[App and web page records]
• • •

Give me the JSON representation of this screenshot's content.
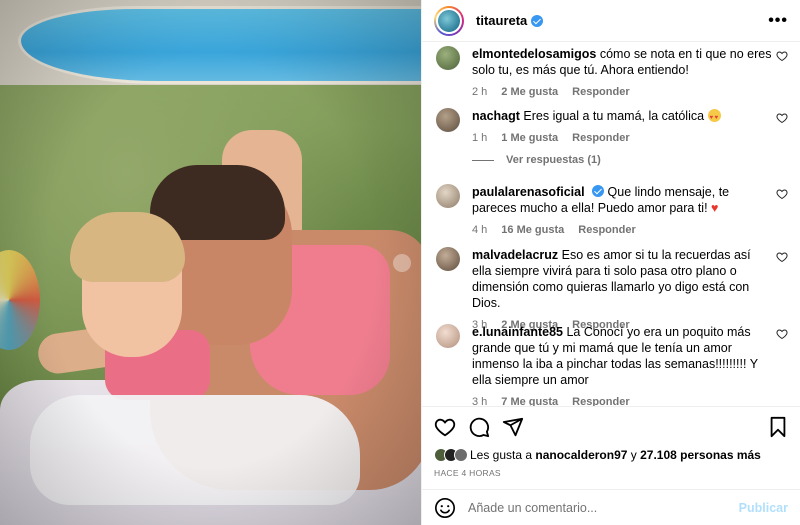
{
  "post": {
    "username": "titaureta",
    "verified": true
  },
  "comments": [
    {
      "user": "elmontedelosamigos",
      "text": "cómo se nota en ti que no eres solo tu, es más que tú. Ahora entiendo!",
      "time": "2 h",
      "likes": "2 Me gusta",
      "reply": "Responder",
      "avatar_color": "#6a7d4f"
    },
    {
      "user": "nachagt",
      "text": "Eres igual a tu mamá, la católica",
      "emoji": "heart-eyes",
      "time": "1 h",
      "likes": "1 Me gusta",
      "reply": "Responder",
      "avatar_color": "#7a6a5a"
    },
    {
      "user": "paulalarenasoficial",
      "verified": true,
      "text": "Que lindo mensaje, te pareces mucho a ella! Puedo amor para ti!",
      "emoji": "red-heart",
      "time": "4 h",
      "likes": "16 Me gusta",
      "reply": "Responder",
      "avatar_color": "#c9b7a4"
    },
    {
      "user": "malvadelacruz",
      "text": "Eso es amor si tu la recuerdas así ella siempre vivirá para ti solo pasa otro plano o dimensión como quieras llamarlo yo digo está con Dios.",
      "time": "3 h",
      "likes": "2 Me gusta",
      "reply": "Responder",
      "avatar_color": "#8a7561"
    },
    {
      "user": "e.lunainfante85",
      "text": "La Conocí yo era un poquito más grande que tú y mi mamá que le tenía un amor inmenso la iba a pinchar todas las semanas!!!!!!!!! Y ella siempre un amor",
      "time": "3 h",
      "likes": "7 Me gusta",
      "reply": "Responder",
      "avatar_color": "#d9b9a8"
    }
  ],
  "view_replies": "Ver respuestas (1)",
  "likes": {
    "prefix": "Les gusta a",
    "user": "nanocalderon97",
    "middle": "y",
    "count": "27.108 personas más"
  },
  "time_ago": "HACE 4 HORAS",
  "add_comment": {
    "placeholder": "Añade un comentario...",
    "publish": "Publicar"
  },
  "icons": {
    "more": "more-icon",
    "heart": "heart-icon",
    "comment": "comment-icon",
    "share": "share-icon",
    "bookmark": "bookmark-icon",
    "emoji": "emoji-icon"
  },
  "colors": {
    "verified": "#3897f0",
    "secondary_text": "#737373",
    "publish_disabled": "#b2dffc"
  }
}
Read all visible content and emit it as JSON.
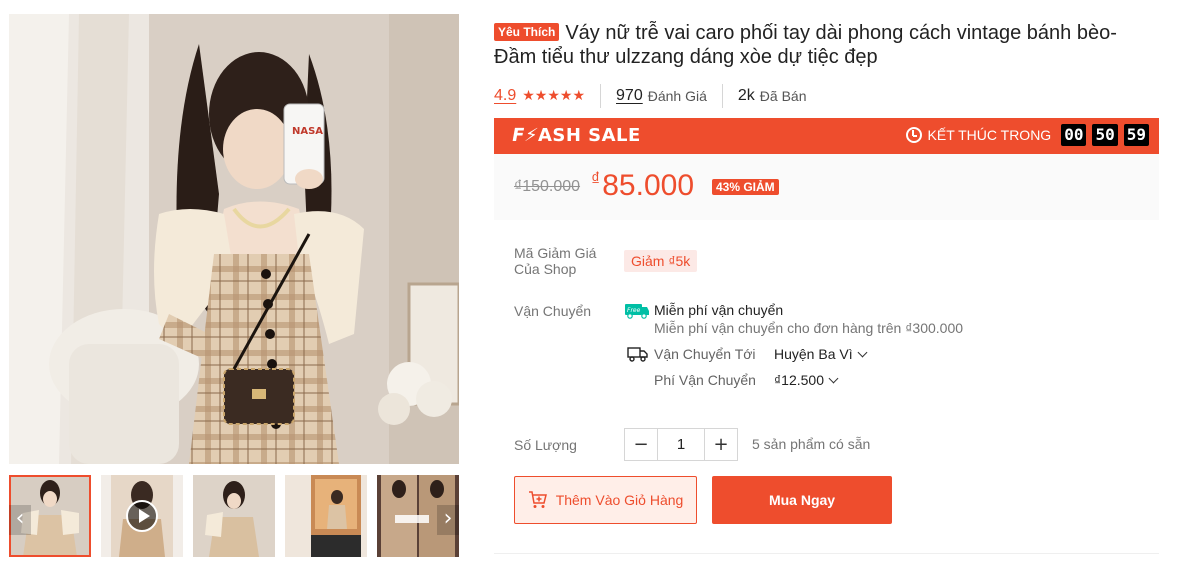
{
  "product": {
    "badge": "Yêu Thích",
    "title": "Váy nữ trễ vai caro phối tay dài phong cách vintage bánh bèo- Đầm tiểu thư ulzzang dáng xòe dự tiệc đẹp"
  },
  "rating": {
    "score": "4.9",
    "stars": "★★★★★",
    "stars_value": 4.9,
    "review_count": "970",
    "review_label": "Đánh Giá",
    "sold_count": "2k",
    "sold_label": "Đã Bán"
  },
  "flash_sale": {
    "logo_bolt": "F⚡",
    "logo_text": "ASH SALE",
    "ends_label": "KẾT THÚC TRONG",
    "hours": "00",
    "minutes": "50",
    "seconds": "59"
  },
  "price": {
    "original": "₫150.000",
    "currency": "₫",
    "current": "85.000",
    "discount": "43% GIẢM"
  },
  "voucher": {
    "label": "Mã Giảm Giá Của Shop",
    "tag": "Giảm ₫5k"
  },
  "shipping": {
    "label": "Vận Chuyển",
    "free_icon_text": "Free",
    "free_title": "Miễn phí vận chuyển",
    "free_desc": "Miễn phí vận chuyển cho đơn hàng trên ₫300.000",
    "to_label": "Vận Chuyển Tới",
    "to_value": "Huyện Ba Vì",
    "fee_label": "Phí Vận Chuyển",
    "fee_value": "₫12.500"
  },
  "quantity": {
    "label": "Số Lượng",
    "minus": "−",
    "value": "1",
    "plus": "+",
    "stock": "5 sản phẩm có sẵn"
  },
  "actions": {
    "add_to_cart": "Thêm Vào Giỏ Hàng",
    "buy_now": "Mua Ngay"
  },
  "gallery": {
    "prev": "‹",
    "next": "›",
    "thumbnails": [
      "photo-1",
      "video-2",
      "photo-3",
      "photo-4",
      "photo-5"
    ],
    "active_index": 0
  },
  "colors": {
    "accent": "#ee4d2d",
    "price_bg": "#fafafa",
    "voucher_bg": "#fce9e6",
    "cart_bg": "#ffeee8"
  }
}
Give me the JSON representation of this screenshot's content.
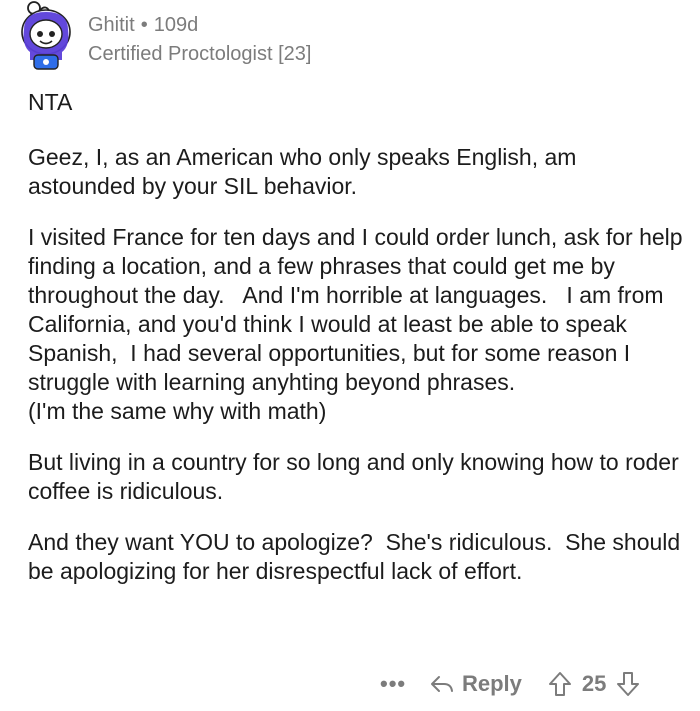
{
  "comment_header": {
    "username": "Ghitit",
    "separator": "•",
    "age": "109d",
    "flair": "Certified Proctologist [23]"
  },
  "comment_body": [
    "NTA",
    "Geez, I, as an American who only speaks English, am astounded by your SIL behavior.",
    "I visited France for ten days and I could order lunch, ask for help finding a location, and a few phrases that could get me by throughout the day.   And I'm horrible at languages.   I am from California, and you'd think I would at least be able to speak Spanish,  I had several opportunities, but for some reason I struggle with learning anyhting beyond phrases.\n(I'm the same why with math)",
    "But living in a country for so long and only knowing how to roder coffee is ridiculous.",
    "And they want YOU to apologize?  She's ridiculous.  She should be apologizing for her disrespectful lack of effort."
  ],
  "actions": {
    "more_label": "•••",
    "reply_label": "Reply",
    "score": "25"
  },
  "icons": {
    "avatar": "snoo-avatar-icon",
    "reply": "reply-arrow-icon",
    "upvote": "upvote-arrow-icon",
    "downvote": "downvote-arrow-icon"
  },
  "colors": {
    "meta_text": "#7c7c7c",
    "body_text": "#1c1c1c",
    "avatar_purple": "#5b3fd9",
    "avatar_blue": "#2f6ee8"
  }
}
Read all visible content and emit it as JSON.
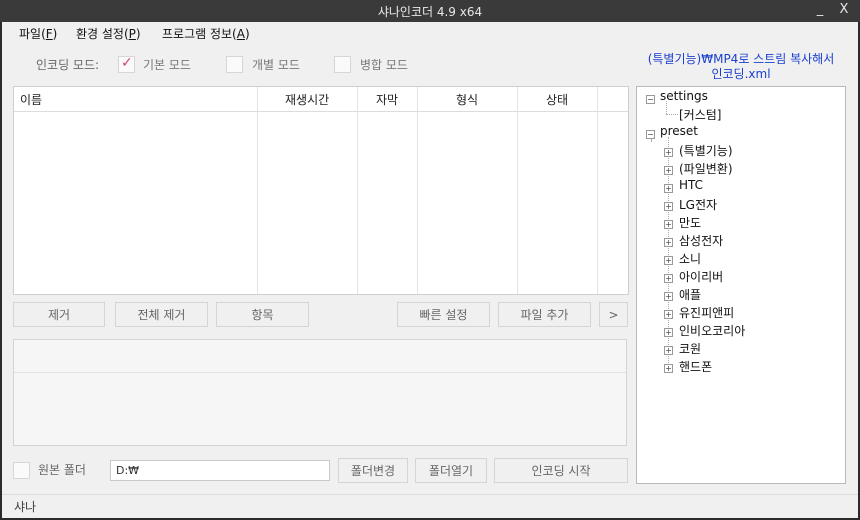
{
  "window": {
    "title": "샤나인코더  4.9  x64",
    "minimize": "_",
    "close": "X"
  },
  "menu": [
    {
      "label": "파일(",
      "key": "F",
      "suffix": ")"
    },
    {
      "label": "환경 설정(",
      "key": "P",
      "suffix": ")"
    },
    {
      "label": "프로그램 정보(",
      "key": "A",
      "suffix": ")"
    }
  ],
  "encoding_mode": {
    "label": "인코딩 모드:",
    "options": [
      {
        "label": "기본 모드",
        "checked": true
      },
      {
        "label": "개별 모드",
        "checked": false
      },
      {
        "label": "병합 모드",
        "checked": false
      }
    ]
  },
  "preset_title": {
    "line1": "(특별기능)₩MP4로 스트림 복사해서",
    "line2": "인코딩.xml"
  },
  "file_list": {
    "columns": [
      "이름",
      "재생시간",
      "자막",
      "형식",
      "상태"
    ],
    "rows": []
  },
  "actions": {
    "remove": "제거",
    "remove_all": "전체 제거",
    "items": "항목",
    "quick_settings": "빠른 설정",
    "add_file": "파일 추가",
    "more": ">"
  },
  "output": {
    "source_folder_label": "원본 폴더",
    "source_folder_checked": false,
    "path": "D:₩",
    "change_folder": "폴더변경",
    "open_folder": "폴더열기",
    "start": "인코딩 시작"
  },
  "tree": {
    "settings": {
      "label": "settings",
      "children": [
        "[커스텀]"
      ]
    },
    "preset": {
      "label": "preset",
      "children": [
        "(특별기능)",
        "(파일변환)",
        "HTC",
        "LG전자",
        "만도",
        "삼성전자",
        "소니",
        "아이리버",
        "애플",
        "유진피앤피",
        "인비오코리아",
        "코원",
        "핸드폰"
      ]
    }
  },
  "status": {
    "text": "샤나"
  },
  "colors": {
    "accent_link": "#1a3fcf",
    "check_mark": "#d0407a",
    "titlebar": "#3a3a3a"
  },
  "icons": {
    "check_mark": "checkmark-icon",
    "tree_expand": "plus-box-icon",
    "tree_collapse": "minus-box-icon"
  }
}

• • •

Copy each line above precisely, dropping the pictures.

**ANSWER SECTION:**
Give me the JSON representation of this screenshot's content.
{
  "post": {
    "username": "titaureta",
    "verified": true
  },
  "comments": [
    {
      "user": "elmontedelosamigos",
      "text": "cómo se nota en ti que no eres solo tu, es más que tú. Ahora entiendo!",
      "time": "2 h",
      "likes": "2 Me gusta",
      "reply": "Responder",
      "avatar_color": "#6a7d4f"
    },
    {
      "user": "nachagt",
      "text": "Eres igual a tu mamá, la católica",
      "emoji": "heart-eyes",
      "time": "1 h",
      "likes": "1 Me gusta",
      "reply": "Responder",
      "avatar_color": "#7a6a5a"
    },
    {
      "user": "paulalarenasoficial",
      "verified": true,
      "text": "Que lindo mensaje, te pareces mucho a ella! Puedo amor para ti!",
      "emoji": "red-heart",
      "time": "4 h",
      "likes": "16 Me gusta",
      "reply": "Responder",
      "avatar_color": "#c9b7a4"
    },
    {
      "user": "malvadelacruz",
      "text": "Eso es amor si tu la recuerdas así ella siempre vivirá para ti solo pasa otro plano o dimensión como quieras llamarlo yo digo está con Dios.",
      "time": "3 h",
      "likes": "2 Me gusta",
      "reply": "Responder",
      "avatar_color": "#8a7561"
    },
    {
      "user": "e.lunainfante85",
      "text": "La Conocí yo era un poquito más grande que tú y mi mamá que le tenía un amor inmenso la iba a pinchar todas las semanas!!!!!!!!! Y ella siempre un amor",
      "time": "3 h",
      "likes": "7 Me gusta",
      "reply": "Responder",
      "avatar_color": "#d9b9a8"
    }
  ],
  "view_replies": "Ver respuestas (1)",
  "likes": {
    "prefix": "Les gusta a",
    "user": "nanocalderon97",
    "middle": "y",
    "count": "27.108 personas más"
  },
  "time_ago": "HACE 4 HORAS",
  "add_comment": {
    "placeholder": "Añade un comentario...",
    "publish": "Publicar"
  },
  "icons": {
    "more": "more-icon",
    "heart": "heart-icon",
    "comment": "comment-icon",
    "share": "share-icon",
    "bookmark": "bookmark-icon",
    "emoji": "emoji-icon"
  },
  "colors": {
    "verified": "#3897f0",
    "secondary_text": "#737373",
    "publish_disabled": "#b2dffc"
  }
}
Read all visible content and emit it as JSON.
{
  "product": {
    "badge": "Yêu Thích",
    "title": "Váy nữ trễ vai caro phối tay dài phong cách vintage bánh bèo- Đầm tiểu thư ulzzang dáng xòe dự tiệc đẹp"
  },
  "rating": {
    "score": "4.9",
    "stars": "★★★★★",
    "stars_value": 4.9,
    "review_count": "970",
    "review_label": "Đánh Giá",
    "sold_count": "2k",
    "sold_label": "Đã Bán"
  },
  "flash_sale": {
    "logo_bolt": "F⚡",
    "logo_text": "ASH SALE",
    "ends_label": "KẾT THÚC TRONG",
    "hours": "00",
    "minutes": "50",
    "seconds": "59"
  },
  "price": {
    "original": "₫150.000",
    "currency": "₫",
    "current": "85.000",
    "discount": "43% GIẢM"
  },
  "voucher": {
    "label": "Mã Giảm Giá Của Shop",
    "tag": "Giảm ₫5k"
  },
  "shipping": {
    "label": "Vận Chuyển",
    "free_icon_text": "Free",
    "free_title": "Miễn phí vận chuyển",
    "free_desc": "Miễn phí vận chuyển cho đơn hàng trên ₫300.000",
    "to_label": "Vận Chuyển Tới",
    "to_value": "Huyện Ba Vì",
    "fee_label": "Phí Vận Chuyển",
    "fee_value": "₫12.500"
  },
  "quantity": {
    "label": "Số Lượng",
    "minus": "−",
    "value": "1",
    "plus": "+",
    "stock": "5 sản phẩm có sẵn"
  },
  "actions": {
    "add_to_cart": "Thêm Vào Giỏ Hàng",
    "buy_now": "Mua Ngay"
  },
  "gallery": {
    "prev": "‹",
    "next": "›",
    "thumbnails": [
      "photo-1",
      "video-2",
      "photo-3",
      "photo-4",
      "photo-5"
    ],
    "active_index": 0
  },
  "colors": {
    "accent": "#ee4d2d",
    "price_bg": "#fafafa",
    "voucher_bg": "#fce9e6",
    "cart_bg": "#ffeee8"
  }
}
Give me the JSON representation of this screenshot's content.
{
  "comment_header": {
    "username": "Ghitit",
    "separator": "•",
    "age": "109d",
    "flair": "Certified Proctologist [23]"
  },
  "comment_body": [
    "NTA",
    "Geez, I, as an American who only speaks English, am astounded by your SIL behavior.",
    "I visited France for ten days and I could order lunch, ask for help finding a location, and a few phrases that could get me by throughout the day.   And I'm horrible at languages.   I am from California, and you'd think I would at least be able to speak Spanish,  I had several opportunities, but for some reason I struggle with learning anyhting beyond phrases.\n(I'm the same why with math)",
    "But living in a country for so long and only knowing how to roder coffee is ridiculous.",
    "And they want YOU to apologize?  She's ridiculous.  She should be apologizing for her disrespectful lack of effort."
  ],
  "actions": {
    "more_label": "•••",
    "reply_label": "Reply",
    "score": "25"
  },
  "icons": {
    "avatar": "snoo-avatar-icon",
    "reply": "reply-arrow-icon",
    "upvote": "upvote-arrow-icon",
    "downvote": "downvote-arrow-icon"
  },
  "colors": {
    "meta_text": "#7c7c7c",
    "body_text": "#1c1c1c",
    "avatar_purple": "#5b3fd9",
    "avatar_blue": "#2f6ee8"
  }
}
Read all visible content and emit it as JSON.
{
  "window": {
    "title": "샤나인코더  4.9  x64",
    "minimize": "_",
    "close": "X"
  },
  "menu": [
    {
      "label": "파일(",
      "key": "F",
      "suffix": ")"
    },
    {
      "label": "환경 설정(",
      "key": "P",
      "suffix": ")"
    },
    {
      "label": "프로그램 정보(",
      "key": "A",
      "suffix": ")"
    }
  ],
  "encoding_mode": {
    "label": "인코딩 모드:",
    "options": [
      {
        "label": "기본 모드",
        "checked": true
      },
      {
        "label": "개별 모드",
        "checked": false
      },
      {
        "label": "병합 모드",
        "checked": false
      }
    ]
  },
  "preset_title": {
    "line1": "(특별기능)₩MP4로 스트림 복사해서",
    "line2": "인코딩.xml"
  },
  "file_list": {
    "columns": [
      "이름",
      "재생시간",
      "자막",
      "형식",
      "상태"
    ],
    "rows": []
  },
  "actions": {
    "remove": "제거",
    "remove_all": "전체 제거",
    "items": "항목",
    "quick_settings": "빠른 설정",
    "add_file": "파일 추가",
    "more": ">"
  },
  "output": {
    "source_folder_label": "원본 폴더",
    "source_folder_checked": false,
    "path": "D:₩",
    "change_folder": "폴더변경",
    "open_folder": "폴더열기",
    "start": "인코딩 시작"
  },
  "tree": {
    "settings": {
      "label": "settings",
      "children": [
        "[커스텀]"
      ]
    },
    "preset": {
      "label": "preset",
      "children": [
        "(특별기능)",
        "(파일변환)",
        "HTC",
        "LG전자",
        "만도",
        "삼성전자",
        "소니",
        "아이리버",
        "애플",
        "유진피앤피",
        "인비오코리아",
        "코원",
        "핸드폰"
      ]
    }
  },
  "status": {
    "text": "샤나"
  },
  "colors": {
    "accent_link": "#1a3fcf",
    "check_mark": "#d0407a",
    "titlebar": "#3a3a3a"
  },
  "icons": {
    "check_mark": "checkmark-icon",
    "tree_expand": "plus-box-icon",
    "tree_collapse": "minus-box-icon"
  }
}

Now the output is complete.